_Brief_. Look through the lines below, find those with the word "label", and copy them.

_Data supplied_.
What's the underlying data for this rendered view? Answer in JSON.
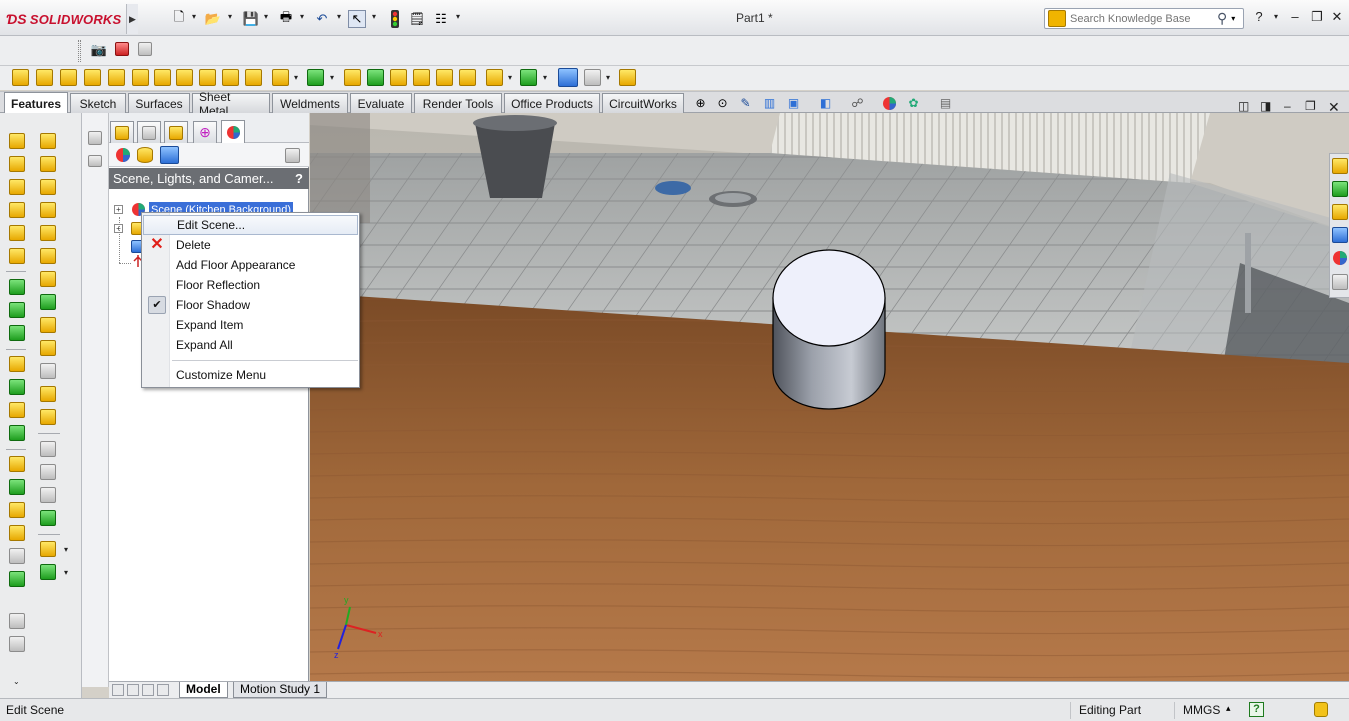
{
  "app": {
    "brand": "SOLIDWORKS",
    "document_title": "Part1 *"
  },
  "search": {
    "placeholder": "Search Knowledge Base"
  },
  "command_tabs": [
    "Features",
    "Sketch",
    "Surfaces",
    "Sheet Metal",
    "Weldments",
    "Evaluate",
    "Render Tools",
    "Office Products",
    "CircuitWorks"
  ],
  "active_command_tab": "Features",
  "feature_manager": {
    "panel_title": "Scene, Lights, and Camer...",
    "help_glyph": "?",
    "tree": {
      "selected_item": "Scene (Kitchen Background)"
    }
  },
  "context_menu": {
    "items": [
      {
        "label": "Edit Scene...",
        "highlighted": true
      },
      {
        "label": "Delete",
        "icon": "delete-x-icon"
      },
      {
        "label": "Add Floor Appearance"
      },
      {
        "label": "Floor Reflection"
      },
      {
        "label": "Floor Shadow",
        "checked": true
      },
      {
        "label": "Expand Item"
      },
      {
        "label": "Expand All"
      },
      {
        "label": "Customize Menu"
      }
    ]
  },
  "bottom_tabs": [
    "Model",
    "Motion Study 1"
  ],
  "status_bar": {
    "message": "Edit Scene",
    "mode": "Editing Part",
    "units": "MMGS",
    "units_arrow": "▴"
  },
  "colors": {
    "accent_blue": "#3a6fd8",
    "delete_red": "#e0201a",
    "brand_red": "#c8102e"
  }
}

_Task response_.
        "label": "Edit Scene...",
        "label": "Delete",
        "label": "Add Floor Appearance"
        "label": "Floor Reflection"
        "label": "Floor Shadow",
        "label": "Expand Item"
        "label": "Expand All"
        "label": "Customize Menu"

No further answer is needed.